This venerable old elm on the banks of the north fork of the Holston River became one of the most famous trees in Tennessee. It stood throughout the early history of the state and witnessed the struggle for statehood from Virginia and North Carolina.
The elm was mentioned in Dr. Thomas Walker’s journal of his surveying exploration in 1748, the earliest known record of a Tennessee tree. It stood only a few miles from the Long Island of the Holston, the beloved sacred ground of the Cherokees. The island and surrounding land, including the tree, were traded to the settlers in the Long Island Treaty of 1777. The elm also mentioned by an early party of French travelers in the area, and Daniel Boone reportedly camped under it on one of his famous journeys into Kentucky.

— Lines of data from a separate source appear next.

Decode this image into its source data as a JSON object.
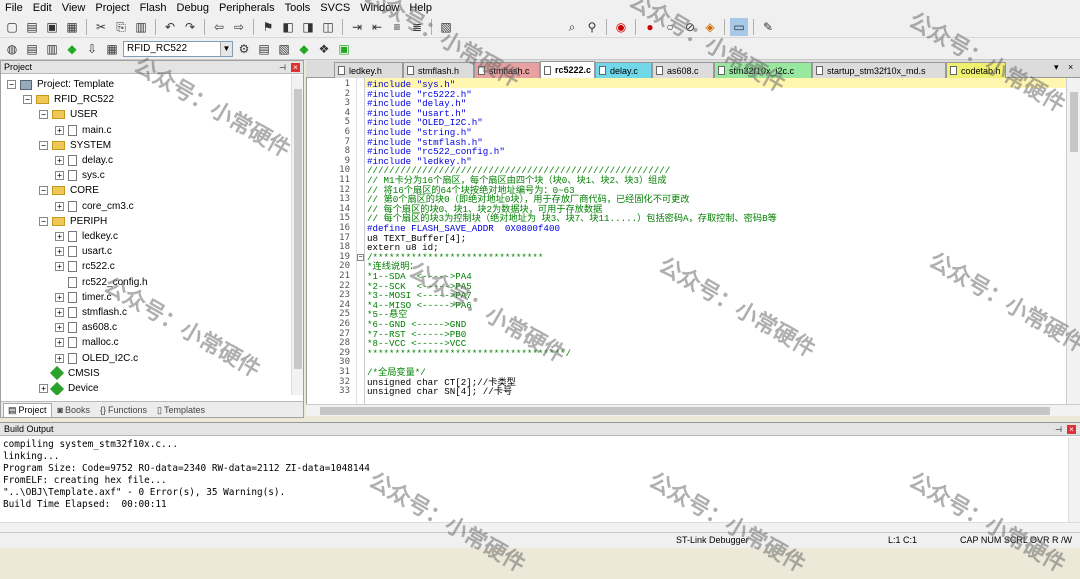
{
  "menu": [
    "File",
    "Edit",
    "View",
    "Project",
    "Flash",
    "Debug",
    "Peripherals",
    "Tools",
    "SVCS",
    "Window",
    "Help"
  ],
  "toolbar": {
    "target_name": "RFID_RC522"
  },
  "project_panel": {
    "title": "Project",
    "root": "Project: Template",
    "target": "RFID_RC522",
    "groups": [
      {
        "name": "USER",
        "files": [
          "main.c"
        ]
      },
      {
        "name": "SYSTEM",
        "files": [
          "delay.c",
          "sys.c"
        ]
      },
      {
        "name": "CORE",
        "files": [
          "core_cm3.c"
        ]
      },
      {
        "name": "PERIPH",
        "files": [
          "ledkey.c",
          "usart.c",
          "rc522.c",
          "rc522_config.h",
          "timer.c",
          "stmflash.c",
          "as608.c",
          "malloc.c",
          "OLED_I2C.c"
        ]
      },
      {
        "name": "CMSIS",
        "files": []
      },
      {
        "name": "Device",
        "files": []
      }
    ],
    "tabs": [
      "Project",
      "Books",
      "Functions",
      "Templates"
    ]
  },
  "editor": {
    "tabs": [
      {
        "label": "ledkey.h",
        "color": "#dcdcdc"
      },
      {
        "label": "stmflash.h",
        "color": "#dcdcdc"
      },
      {
        "label": "stmflash.c",
        "color": "#e8a0a0"
      },
      {
        "label": "rc5222.c",
        "color": "#ffffff",
        "active": true
      },
      {
        "label": "delay.c",
        "color": "#70d8e8"
      },
      {
        "label": "as608.c",
        "color": "#dcdcdc"
      },
      {
        "label": "stm32f10x_i2c.c",
        "color": "#98e8a0"
      },
      {
        "label": "startup_stm32f10x_md.s",
        "color": "#dcdcdc"
      },
      {
        "label": "codetab.h",
        "color": "#f0f070"
      }
    ],
    "lines": [
      "#include \"sys.h\"",
      "#include \"rc5222.h\"",
      "#include \"delay.h\"",
      "#include \"usart.h\"",
      "#include \"OLED_I2C.h\"",
      "#include \"string.h\"",
      "#include \"stmflash.h\"",
      "#include \"rc522_config.h\"",
      "#include \"ledkey.h\"",
      "///////////////////////////////////////////////////////",
      "// M1卡分为16个扇区，每个扇区由四个块（块0、块1、块2、块3）组成",
      "// 将16个扇区的64个块按绝对地址编号为：0~63",
      "// 第0个扇区的块0（即绝对地址0块），用于存放厂商代码，已经固化不可更改",
      "// 每个扇区的块0、块1、块2为数据块，可用于存放数据",
      "// 每个扇区的块3为控制块（绝对地址为 块3、块7、块11.....）包括密码A，存取控制、密码B等",
      "#define FLASH_SAVE_ADDR  0X0800f400",
      "u8 TEXT_Buffer[4];",
      "extern u8 id;",
      "/*******************************",
      "*连线说明：",
      "*1--SDA  <----->PA4",
      "*2--SCK  <----->PA5",
      "*3--MOSI <----->PA7",
      "*4--MISO <----->PA6",
      "*5--悬空",
      "*6--GND <----->GND",
      "*7--RST <----->PB0",
      "*8--VCC <----->VCC",
      "************************************/",
      "",
      "/*全局变量*/",
      "unsigned char CT[2];//卡类型",
      "unsigned char SN[4]; //卡号"
    ]
  },
  "build": {
    "title": "Build Output",
    "lines": [
      "compiling system_stm32f10x.c...",
      "linking...",
      "Program Size: Code=9752 RO-data=2340 RW-data=2112 ZI-data=1048144",
      "FromELF: creating hex file...",
      "\"..\\OBJ\\Template.axf\" - 0 Error(s), 35 Warning(s).",
      "Build Time Elapsed:  00:00:11"
    ]
  },
  "status": {
    "debugger": "ST-Link Debugger",
    "position": "L:1 C:1",
    "flags": "CAP  NUM  SCRL  OVR  R /W"
  },
  "watermark": "公众号：小常硬件"
}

The river ford near the tree was one of the great early highways between the Valley of Virginia and the Valley of Tennessee until 1818 when the Reverend Dr. Frederick A Ross built a bridge to his lavish Rotherwood Estate, which featured a cotton mill and was known far and wide. The business eventually failed and in 1852, Doctor Ross lost his entire estate.
The old tree, however, remained a landmark in Kingsport until its death in the 1940s.
Heritage Tree, 2012 • Photograph Courtesy of the City of Kingsport Archive